Extracted data entries:
____
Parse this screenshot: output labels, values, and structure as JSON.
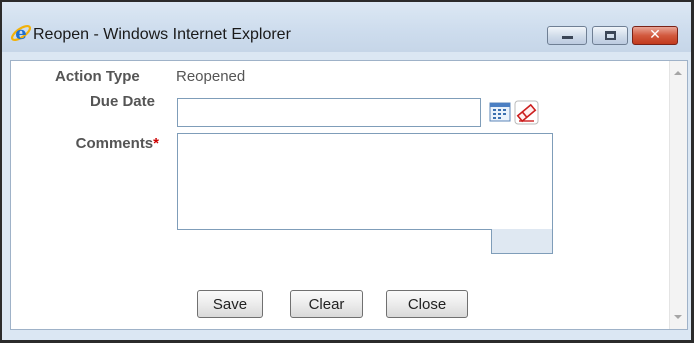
{
  "window": {
    "title": "Reopen - Windows Internet Explorer",
    "accent": "#c23a1d",
    "chrome_color": "#cddced"
  },
  "title_buttons": {
    "minimize": "minimize-icon",
    "maximize": "maximize-icon",
    "close": "✕"
  },
  "form": {
    "action_type_label": "Action Type",
    "action_type_value": "Reopened",
    "due_date_label": "Due Date",
    "due_date_value": "",
    "comments_label": "Comments",
    "required_marker": "*",
    "comments_value": "",
    "calendar_icon": "calendar-icon",
    "clear_date_icon": "eraser-icon",
    "required_color": "#cc0000",
    "label_color": "#555555"
  },
  "buttons": {
    "save": "Save",
    "clear": "Clear",
    "close": "Close"
  }
}
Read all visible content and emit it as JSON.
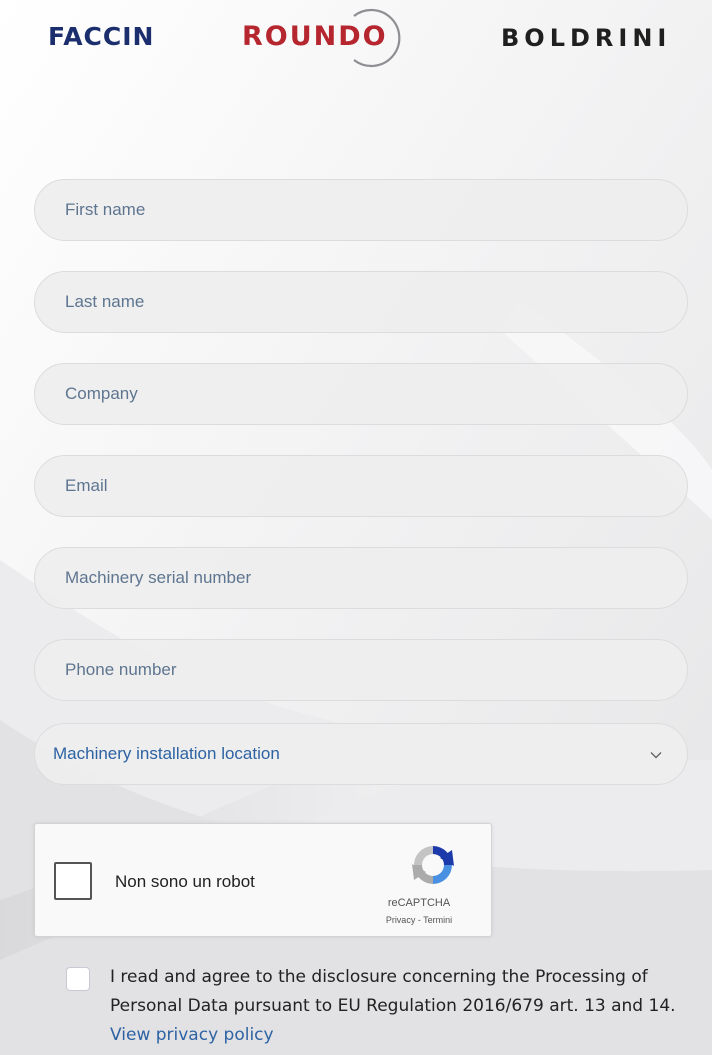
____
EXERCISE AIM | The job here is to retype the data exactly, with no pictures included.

OUTPUT OF THE TASK |
Parse this screenshot: output labels, values, and structure as JSON.
{
  "window": {
    "title": "Reopen - Windows Internet Explorer",
    "accent": "#c23a1d",
    "chrome_color": "#cddced"
  },
  "title_buttons": {
    "minimize": "minimize-icon",
    "maximize": "maximize-icon",
    "close": "✕"
  },
  "form": {
    "action_type_label": "Action Type",
    "action_type_value": "Reopened",
    "due_date_label": "Due Date",
    "due_date_value": "",
    "comments_label": "Comments",
    "required_marker": "*",
    "comments_value": "",
    "calendar_icon": "calendar-icon",
    "clear_date_icon": "eraser-icon",
    "required_color": "#cc0000",
    "label_color": "#555555"
  },
  "buttons": {
    "save": "Save",
    "clear": "Clear",
    "close": "Close"
  }
}
Read all visible content and emit it as JSON.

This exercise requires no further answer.